**Exercise instructions**. From the records below, take each line where the string "java" shows up and copy it.

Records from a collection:
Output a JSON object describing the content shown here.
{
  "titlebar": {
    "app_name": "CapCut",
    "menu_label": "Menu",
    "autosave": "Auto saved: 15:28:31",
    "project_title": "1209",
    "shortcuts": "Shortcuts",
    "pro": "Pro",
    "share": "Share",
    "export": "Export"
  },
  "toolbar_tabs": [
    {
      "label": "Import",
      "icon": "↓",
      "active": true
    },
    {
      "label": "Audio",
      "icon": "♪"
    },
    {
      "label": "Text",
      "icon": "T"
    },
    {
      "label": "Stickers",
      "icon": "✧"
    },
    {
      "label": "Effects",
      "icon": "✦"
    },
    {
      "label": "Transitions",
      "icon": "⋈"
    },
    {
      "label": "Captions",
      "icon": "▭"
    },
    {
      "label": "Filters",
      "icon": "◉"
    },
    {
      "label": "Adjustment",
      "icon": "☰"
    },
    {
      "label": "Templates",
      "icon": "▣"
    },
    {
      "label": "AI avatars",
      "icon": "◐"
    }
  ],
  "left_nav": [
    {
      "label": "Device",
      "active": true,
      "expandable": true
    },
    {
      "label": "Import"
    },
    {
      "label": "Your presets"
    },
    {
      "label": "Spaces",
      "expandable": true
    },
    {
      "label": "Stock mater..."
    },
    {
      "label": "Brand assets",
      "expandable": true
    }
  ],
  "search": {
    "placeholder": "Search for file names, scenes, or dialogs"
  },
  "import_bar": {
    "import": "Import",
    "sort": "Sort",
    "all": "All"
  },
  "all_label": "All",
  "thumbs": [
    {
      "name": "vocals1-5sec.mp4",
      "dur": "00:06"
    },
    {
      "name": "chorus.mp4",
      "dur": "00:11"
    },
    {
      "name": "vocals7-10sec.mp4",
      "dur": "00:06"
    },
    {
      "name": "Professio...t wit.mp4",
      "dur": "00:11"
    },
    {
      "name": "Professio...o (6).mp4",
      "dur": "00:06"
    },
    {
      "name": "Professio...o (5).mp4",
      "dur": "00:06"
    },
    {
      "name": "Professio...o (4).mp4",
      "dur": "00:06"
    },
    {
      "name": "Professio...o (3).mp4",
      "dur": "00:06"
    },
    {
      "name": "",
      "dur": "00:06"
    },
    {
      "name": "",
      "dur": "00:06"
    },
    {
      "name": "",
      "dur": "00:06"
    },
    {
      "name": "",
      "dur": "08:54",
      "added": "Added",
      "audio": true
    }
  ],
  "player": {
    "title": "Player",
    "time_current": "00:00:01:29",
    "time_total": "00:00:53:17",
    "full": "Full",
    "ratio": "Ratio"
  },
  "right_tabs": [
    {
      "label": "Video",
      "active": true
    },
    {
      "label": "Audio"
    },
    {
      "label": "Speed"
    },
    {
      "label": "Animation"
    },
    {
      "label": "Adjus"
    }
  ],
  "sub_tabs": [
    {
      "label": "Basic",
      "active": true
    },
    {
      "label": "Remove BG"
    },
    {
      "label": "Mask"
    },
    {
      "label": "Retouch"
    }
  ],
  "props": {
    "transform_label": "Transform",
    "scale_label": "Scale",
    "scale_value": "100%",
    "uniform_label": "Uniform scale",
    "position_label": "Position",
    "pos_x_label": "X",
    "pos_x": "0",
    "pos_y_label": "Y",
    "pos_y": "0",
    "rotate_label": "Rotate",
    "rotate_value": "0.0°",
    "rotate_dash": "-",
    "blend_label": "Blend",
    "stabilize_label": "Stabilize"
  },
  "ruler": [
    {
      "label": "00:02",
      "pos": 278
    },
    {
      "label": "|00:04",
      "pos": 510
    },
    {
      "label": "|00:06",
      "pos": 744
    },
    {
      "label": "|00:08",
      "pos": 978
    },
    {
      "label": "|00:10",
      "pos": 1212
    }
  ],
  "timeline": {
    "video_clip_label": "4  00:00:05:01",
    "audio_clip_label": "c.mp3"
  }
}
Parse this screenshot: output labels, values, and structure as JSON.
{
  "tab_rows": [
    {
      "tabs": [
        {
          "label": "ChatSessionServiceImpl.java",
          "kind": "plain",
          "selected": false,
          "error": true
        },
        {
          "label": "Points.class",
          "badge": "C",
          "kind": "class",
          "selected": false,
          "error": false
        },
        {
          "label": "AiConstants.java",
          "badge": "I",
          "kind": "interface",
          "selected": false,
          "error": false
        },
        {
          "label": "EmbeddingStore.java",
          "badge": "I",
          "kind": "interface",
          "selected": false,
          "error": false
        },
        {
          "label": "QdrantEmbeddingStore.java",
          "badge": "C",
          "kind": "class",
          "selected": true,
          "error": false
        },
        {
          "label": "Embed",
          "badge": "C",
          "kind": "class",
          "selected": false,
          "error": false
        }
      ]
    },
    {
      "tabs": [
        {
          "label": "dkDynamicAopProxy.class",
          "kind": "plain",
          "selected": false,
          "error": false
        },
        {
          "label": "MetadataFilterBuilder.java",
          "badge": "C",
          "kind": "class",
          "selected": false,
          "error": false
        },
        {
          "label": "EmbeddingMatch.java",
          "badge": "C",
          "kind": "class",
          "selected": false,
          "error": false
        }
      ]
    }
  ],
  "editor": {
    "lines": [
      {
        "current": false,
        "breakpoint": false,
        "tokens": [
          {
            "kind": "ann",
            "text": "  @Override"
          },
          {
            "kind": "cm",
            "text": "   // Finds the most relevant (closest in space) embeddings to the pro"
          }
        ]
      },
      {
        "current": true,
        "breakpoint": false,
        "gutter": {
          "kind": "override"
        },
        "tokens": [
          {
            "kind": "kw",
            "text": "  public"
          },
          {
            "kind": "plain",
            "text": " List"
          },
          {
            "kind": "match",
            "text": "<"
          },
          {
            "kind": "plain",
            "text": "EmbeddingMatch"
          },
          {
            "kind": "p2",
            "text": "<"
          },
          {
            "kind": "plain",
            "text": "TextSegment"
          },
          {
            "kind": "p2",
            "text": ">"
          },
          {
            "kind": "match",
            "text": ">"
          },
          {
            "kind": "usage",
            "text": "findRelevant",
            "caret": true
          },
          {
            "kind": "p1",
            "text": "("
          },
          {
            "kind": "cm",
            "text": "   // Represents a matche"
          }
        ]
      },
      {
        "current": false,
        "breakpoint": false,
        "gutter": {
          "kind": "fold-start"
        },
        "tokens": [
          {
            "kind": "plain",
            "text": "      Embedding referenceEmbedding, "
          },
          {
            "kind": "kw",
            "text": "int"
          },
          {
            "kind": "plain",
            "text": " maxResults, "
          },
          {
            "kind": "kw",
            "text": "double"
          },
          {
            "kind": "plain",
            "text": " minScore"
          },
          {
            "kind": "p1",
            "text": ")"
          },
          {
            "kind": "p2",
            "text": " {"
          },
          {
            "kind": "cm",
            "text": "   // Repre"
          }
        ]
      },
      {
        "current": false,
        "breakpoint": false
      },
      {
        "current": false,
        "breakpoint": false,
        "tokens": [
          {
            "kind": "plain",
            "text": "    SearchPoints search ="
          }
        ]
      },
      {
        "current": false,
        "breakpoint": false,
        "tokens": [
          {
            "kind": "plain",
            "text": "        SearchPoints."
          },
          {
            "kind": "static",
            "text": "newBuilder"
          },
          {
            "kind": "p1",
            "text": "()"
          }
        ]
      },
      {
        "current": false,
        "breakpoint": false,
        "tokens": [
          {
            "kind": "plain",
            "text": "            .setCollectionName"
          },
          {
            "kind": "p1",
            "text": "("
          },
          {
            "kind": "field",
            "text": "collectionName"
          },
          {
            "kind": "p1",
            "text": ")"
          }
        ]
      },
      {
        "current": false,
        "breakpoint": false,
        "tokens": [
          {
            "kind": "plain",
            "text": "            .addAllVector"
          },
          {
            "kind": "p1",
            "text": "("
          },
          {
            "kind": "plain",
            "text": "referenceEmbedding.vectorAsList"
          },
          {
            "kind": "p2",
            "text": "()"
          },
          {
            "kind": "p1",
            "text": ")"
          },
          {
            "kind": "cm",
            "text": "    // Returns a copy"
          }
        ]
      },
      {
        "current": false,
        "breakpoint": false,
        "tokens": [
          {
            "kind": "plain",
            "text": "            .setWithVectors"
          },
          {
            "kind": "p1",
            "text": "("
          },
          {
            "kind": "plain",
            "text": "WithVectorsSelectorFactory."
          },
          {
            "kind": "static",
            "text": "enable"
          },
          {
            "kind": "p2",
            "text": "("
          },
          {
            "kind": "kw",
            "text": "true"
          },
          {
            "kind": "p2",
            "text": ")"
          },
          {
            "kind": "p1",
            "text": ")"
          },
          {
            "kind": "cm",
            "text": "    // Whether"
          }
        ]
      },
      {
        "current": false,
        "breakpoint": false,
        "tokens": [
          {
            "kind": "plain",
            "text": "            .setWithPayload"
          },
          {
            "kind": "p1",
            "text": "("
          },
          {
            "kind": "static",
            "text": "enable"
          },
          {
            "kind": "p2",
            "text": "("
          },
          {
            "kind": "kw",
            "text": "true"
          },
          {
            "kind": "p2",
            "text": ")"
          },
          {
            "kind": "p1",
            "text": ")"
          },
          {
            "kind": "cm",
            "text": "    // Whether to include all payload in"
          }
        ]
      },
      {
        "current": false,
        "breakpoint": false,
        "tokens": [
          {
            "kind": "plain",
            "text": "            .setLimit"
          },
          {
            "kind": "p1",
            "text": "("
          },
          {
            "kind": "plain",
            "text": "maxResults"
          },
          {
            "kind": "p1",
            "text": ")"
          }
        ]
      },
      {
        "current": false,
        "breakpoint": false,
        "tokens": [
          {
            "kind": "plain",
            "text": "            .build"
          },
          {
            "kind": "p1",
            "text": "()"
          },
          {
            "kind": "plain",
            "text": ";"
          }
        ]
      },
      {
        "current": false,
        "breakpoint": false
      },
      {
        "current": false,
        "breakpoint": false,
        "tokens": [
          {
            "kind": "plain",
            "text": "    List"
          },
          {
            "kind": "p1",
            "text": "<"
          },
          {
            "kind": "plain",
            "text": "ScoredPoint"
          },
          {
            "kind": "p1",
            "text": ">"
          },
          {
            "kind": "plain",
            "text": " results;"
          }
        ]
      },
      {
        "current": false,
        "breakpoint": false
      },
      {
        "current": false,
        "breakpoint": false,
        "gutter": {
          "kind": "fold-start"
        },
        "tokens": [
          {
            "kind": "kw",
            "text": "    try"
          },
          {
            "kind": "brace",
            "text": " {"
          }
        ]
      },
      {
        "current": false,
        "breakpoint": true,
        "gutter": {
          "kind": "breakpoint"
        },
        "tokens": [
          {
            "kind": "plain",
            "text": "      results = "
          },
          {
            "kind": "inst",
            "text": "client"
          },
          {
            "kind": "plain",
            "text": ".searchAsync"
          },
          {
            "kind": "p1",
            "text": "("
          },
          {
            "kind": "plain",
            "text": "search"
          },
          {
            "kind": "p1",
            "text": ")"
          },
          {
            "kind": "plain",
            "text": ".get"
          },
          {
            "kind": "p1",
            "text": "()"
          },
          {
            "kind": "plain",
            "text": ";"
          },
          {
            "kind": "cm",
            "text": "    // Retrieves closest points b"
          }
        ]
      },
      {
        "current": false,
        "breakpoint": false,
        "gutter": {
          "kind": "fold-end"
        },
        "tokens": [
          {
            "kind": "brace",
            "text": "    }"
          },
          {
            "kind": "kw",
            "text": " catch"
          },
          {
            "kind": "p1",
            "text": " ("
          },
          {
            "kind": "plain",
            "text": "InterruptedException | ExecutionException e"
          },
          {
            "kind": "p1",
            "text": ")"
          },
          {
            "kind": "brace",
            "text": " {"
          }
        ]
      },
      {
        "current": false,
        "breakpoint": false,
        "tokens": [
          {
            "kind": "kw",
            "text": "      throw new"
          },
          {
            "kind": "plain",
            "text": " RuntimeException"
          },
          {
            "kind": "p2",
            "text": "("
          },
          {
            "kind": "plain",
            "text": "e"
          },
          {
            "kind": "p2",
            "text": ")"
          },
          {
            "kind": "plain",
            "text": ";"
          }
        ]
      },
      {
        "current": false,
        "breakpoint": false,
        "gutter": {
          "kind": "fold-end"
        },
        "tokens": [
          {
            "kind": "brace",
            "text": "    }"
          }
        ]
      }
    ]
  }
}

**Reply to the task**.
          "label": "ChatSessionServiceImpl.java",
          "label": "AiConstants.java",
          "label": "EmbeddingStore.java",
          "label": "QdrantEmbeddingStore.java",
          "label": "MetadataFilterBuilder.java",
          "label": "EmbeddingMatch.java",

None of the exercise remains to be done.